dashboard. Give it a proper name and choose free-style software project.
On the configuration page for the project, specify Source Code
Management. Here you choose Git and give it the url for gitolite - if
it's on the same server, it's likely something like
gitolite@localhost:project-name.git. Choose one or more branches to
checkout and build. After that, make sure you check the Poll SCM
checkbox - the GIT plugin won't allow gitolite to kick off a build if
that settings isn't checked.
Finally, add post-build actions as needed. Here, I'm just going with a
shell script to kick off the tests - on fail, it'll exit with an exit
code other than 1, which will fail the project build. I prefer to keep
things simple - easier to manage. Hence a single, small shell script
seems nice to me. There is a very good alternative maintained
at http://jenkins-php.org/ - they have a
recipe for setting up Jenkins to run PHP project builds. This includes
details on plugins and software to install - it also includes a nice big
ant script, that will run all tests and all sorts of other things.
However, to me that means getting into ant to figure out how that works,
plus taking things I don't need out of the script. When a shell script
works just dandy, there's no reason to take on another technology, I
find - I'm already learning four (4) other languages, so I don't need to
pile on ant scripts.
When you've got the build job set up, try kicking off the build
manually. If you got everything set up properly, you should see your
project building fine (assuming you don't have any failing tests).
The last bit to set up is the automatic building of projects. Here, you
add a post commit hook to gitolite. I found lots of pages/hints on how
to do this - none of them working, for some odd reason. What worked for
me was setting up a common post-receive hook
in /var/lib/gitolite/.gitolite/hooks/common/post-receive. The code looks
/usr/bin/wget -q $JENKINS_URL/git/notifyCommit\?url=$GIT_URL:$GL_REPO -O /dev/null
After setting this up, I then symlink it from the individual
like /var/lib/gitolite/repositories/\<repo>/hooks/). Somehow, I
couldn't find a proper description of how to do this - the documentation
at the Gitolite page is rather poor and doesn't help in any way. Most of
the descriptions for it seem to aim at Gitolite 3.
Anyway, what the hook does is make a request to Jenkins (remember to
change the port in the above script to what you're running Jenkins on),
specifically to an address provided by a Git plugin (this is why you

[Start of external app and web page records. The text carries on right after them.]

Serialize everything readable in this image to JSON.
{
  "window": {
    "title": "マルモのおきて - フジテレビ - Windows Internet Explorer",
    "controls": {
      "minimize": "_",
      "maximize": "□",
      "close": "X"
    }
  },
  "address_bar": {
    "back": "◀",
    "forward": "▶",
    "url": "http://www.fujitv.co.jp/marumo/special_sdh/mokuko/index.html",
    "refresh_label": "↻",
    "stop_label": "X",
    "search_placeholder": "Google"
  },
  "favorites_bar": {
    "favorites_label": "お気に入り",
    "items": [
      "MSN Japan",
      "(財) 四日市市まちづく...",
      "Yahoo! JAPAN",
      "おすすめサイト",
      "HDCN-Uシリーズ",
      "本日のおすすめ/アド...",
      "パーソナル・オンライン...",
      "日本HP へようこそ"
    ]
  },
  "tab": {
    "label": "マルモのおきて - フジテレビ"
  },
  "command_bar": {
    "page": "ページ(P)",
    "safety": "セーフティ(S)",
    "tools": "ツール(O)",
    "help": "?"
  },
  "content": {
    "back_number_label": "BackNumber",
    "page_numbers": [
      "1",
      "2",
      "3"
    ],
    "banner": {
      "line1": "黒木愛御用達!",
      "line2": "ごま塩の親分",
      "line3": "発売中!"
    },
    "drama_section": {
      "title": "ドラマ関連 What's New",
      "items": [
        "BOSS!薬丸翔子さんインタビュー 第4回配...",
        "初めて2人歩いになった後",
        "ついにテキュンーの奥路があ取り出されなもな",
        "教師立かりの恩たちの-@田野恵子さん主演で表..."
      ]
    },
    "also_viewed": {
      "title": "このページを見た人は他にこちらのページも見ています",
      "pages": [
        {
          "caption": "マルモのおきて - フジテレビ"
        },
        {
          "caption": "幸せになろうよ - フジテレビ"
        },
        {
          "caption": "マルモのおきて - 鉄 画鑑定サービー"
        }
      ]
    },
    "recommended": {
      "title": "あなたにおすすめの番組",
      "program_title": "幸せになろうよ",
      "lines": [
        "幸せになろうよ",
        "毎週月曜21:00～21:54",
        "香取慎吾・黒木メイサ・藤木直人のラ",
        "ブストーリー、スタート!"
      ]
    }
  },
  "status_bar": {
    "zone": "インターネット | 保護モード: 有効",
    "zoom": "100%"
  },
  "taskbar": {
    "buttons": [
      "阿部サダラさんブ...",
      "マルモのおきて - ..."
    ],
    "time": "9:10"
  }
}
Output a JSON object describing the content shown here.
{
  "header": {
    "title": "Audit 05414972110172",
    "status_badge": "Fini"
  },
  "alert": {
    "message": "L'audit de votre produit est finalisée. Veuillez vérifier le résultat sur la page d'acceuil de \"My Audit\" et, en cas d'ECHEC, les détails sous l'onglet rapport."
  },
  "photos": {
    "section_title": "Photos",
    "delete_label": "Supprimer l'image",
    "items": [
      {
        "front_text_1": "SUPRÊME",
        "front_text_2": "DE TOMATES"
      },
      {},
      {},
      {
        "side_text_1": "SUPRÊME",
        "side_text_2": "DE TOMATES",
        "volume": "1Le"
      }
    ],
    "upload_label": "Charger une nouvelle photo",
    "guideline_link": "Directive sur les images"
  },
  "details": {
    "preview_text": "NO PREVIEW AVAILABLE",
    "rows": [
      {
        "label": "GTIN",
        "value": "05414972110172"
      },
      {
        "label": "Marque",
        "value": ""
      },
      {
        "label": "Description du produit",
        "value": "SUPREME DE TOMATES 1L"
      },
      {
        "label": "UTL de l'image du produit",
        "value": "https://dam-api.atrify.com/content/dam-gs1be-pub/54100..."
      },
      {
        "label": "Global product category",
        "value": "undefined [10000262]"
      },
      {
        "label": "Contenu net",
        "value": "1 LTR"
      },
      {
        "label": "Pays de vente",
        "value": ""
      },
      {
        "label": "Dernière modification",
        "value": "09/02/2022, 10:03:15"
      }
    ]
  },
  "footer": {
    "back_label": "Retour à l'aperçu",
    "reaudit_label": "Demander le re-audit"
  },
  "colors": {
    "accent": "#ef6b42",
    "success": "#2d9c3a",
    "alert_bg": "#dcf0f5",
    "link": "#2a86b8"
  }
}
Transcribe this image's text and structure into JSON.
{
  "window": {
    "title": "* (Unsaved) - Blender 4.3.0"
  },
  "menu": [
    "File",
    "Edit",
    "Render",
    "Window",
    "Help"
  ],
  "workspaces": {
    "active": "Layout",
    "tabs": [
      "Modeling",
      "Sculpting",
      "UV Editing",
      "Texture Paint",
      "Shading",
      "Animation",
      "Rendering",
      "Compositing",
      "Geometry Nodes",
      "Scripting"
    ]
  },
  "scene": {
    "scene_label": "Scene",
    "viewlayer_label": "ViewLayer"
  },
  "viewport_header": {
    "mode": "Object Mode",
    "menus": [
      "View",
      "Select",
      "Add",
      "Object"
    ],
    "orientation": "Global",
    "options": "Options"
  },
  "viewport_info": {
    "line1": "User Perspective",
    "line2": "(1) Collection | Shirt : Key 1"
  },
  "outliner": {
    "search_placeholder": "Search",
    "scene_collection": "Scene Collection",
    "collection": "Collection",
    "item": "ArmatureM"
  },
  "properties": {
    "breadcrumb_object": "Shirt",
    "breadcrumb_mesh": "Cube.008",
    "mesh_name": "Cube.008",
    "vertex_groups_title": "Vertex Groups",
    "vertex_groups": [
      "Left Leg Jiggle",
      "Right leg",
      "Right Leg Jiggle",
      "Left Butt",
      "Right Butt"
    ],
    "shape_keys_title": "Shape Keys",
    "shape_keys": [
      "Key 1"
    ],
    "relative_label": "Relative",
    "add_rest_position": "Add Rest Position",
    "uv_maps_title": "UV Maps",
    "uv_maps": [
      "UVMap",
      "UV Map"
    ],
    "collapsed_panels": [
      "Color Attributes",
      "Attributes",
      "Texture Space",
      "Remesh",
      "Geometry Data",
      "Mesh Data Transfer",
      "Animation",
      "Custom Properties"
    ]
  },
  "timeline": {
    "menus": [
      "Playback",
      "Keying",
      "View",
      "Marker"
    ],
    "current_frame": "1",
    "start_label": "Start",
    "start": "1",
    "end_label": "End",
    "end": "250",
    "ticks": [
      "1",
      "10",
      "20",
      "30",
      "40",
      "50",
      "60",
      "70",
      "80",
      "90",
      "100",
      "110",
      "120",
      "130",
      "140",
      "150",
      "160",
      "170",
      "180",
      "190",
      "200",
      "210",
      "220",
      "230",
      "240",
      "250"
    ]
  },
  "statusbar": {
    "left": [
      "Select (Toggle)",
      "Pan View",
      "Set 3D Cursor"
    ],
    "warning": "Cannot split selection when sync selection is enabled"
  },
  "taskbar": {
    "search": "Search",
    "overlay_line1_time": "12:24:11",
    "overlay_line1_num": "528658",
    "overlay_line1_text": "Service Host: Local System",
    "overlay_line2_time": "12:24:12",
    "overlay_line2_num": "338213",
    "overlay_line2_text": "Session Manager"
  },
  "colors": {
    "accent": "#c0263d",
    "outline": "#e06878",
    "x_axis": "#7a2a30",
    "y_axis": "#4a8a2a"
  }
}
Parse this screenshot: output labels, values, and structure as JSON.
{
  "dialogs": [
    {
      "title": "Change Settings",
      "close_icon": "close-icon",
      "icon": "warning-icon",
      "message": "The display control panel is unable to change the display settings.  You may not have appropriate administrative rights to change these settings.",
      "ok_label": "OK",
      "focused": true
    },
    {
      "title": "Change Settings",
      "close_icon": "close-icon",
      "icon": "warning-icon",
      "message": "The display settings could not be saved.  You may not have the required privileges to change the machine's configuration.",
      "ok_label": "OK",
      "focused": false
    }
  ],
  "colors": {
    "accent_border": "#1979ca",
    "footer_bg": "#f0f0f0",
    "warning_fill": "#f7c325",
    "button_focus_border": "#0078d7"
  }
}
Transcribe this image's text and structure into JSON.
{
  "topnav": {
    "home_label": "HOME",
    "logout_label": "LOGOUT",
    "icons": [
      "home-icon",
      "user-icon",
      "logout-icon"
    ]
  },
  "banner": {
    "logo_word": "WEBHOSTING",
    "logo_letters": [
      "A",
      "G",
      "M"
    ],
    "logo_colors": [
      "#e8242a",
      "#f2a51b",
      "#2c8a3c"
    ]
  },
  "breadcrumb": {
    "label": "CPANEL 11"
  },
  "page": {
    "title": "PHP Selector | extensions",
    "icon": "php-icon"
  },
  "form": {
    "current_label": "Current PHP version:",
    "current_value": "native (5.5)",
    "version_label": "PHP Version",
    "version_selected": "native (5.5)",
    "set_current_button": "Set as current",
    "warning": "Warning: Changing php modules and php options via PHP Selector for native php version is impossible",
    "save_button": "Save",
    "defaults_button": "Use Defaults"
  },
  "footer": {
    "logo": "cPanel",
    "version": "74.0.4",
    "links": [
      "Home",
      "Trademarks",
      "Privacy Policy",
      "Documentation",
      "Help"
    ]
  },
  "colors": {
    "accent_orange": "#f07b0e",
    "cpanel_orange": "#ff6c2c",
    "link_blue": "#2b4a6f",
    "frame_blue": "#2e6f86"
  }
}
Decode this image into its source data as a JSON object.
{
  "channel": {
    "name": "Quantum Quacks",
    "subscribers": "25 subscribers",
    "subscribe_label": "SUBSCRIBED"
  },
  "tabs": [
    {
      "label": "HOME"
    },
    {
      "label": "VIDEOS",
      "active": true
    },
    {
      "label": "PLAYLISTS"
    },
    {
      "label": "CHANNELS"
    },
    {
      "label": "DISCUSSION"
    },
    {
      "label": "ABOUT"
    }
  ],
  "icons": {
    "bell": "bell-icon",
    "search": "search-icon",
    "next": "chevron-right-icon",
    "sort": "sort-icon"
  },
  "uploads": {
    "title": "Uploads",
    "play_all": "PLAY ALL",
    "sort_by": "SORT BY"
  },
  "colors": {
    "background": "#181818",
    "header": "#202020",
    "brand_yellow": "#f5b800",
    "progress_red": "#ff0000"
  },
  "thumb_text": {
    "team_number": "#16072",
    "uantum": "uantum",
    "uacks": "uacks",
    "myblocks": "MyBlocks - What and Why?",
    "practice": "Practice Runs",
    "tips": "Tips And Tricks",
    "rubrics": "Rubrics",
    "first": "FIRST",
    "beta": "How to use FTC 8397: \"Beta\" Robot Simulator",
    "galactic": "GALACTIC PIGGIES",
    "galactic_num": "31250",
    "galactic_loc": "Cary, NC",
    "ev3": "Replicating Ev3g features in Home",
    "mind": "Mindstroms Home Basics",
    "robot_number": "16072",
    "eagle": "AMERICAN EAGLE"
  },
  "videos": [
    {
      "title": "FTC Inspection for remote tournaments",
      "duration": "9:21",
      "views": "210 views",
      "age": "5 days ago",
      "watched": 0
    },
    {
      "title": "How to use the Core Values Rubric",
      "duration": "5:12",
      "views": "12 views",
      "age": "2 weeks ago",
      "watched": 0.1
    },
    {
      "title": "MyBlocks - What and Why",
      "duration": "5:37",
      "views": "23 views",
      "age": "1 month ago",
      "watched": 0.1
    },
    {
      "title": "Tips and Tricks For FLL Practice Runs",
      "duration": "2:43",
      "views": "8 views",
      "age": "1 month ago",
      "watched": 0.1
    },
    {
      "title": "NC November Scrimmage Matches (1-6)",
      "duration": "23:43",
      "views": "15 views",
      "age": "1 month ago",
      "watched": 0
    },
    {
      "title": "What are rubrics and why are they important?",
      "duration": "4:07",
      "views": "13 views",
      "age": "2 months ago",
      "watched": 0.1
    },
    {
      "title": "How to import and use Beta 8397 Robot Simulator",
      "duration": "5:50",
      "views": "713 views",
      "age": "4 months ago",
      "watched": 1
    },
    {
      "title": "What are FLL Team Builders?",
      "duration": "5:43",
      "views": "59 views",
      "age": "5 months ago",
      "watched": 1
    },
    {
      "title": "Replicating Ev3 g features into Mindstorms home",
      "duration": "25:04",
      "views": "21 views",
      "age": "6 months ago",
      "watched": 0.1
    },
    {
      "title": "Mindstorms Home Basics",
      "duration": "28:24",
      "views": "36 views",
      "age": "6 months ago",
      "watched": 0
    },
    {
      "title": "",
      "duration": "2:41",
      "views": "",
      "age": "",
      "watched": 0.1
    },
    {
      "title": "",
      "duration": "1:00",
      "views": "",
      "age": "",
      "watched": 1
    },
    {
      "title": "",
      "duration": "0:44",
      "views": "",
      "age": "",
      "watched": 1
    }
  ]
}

need to make sure about having checked the Poll SCM thing), which will
then kick off a build. You can of course also take other actions in this
hook - but for Jenkins, nothing more is needed in order to start the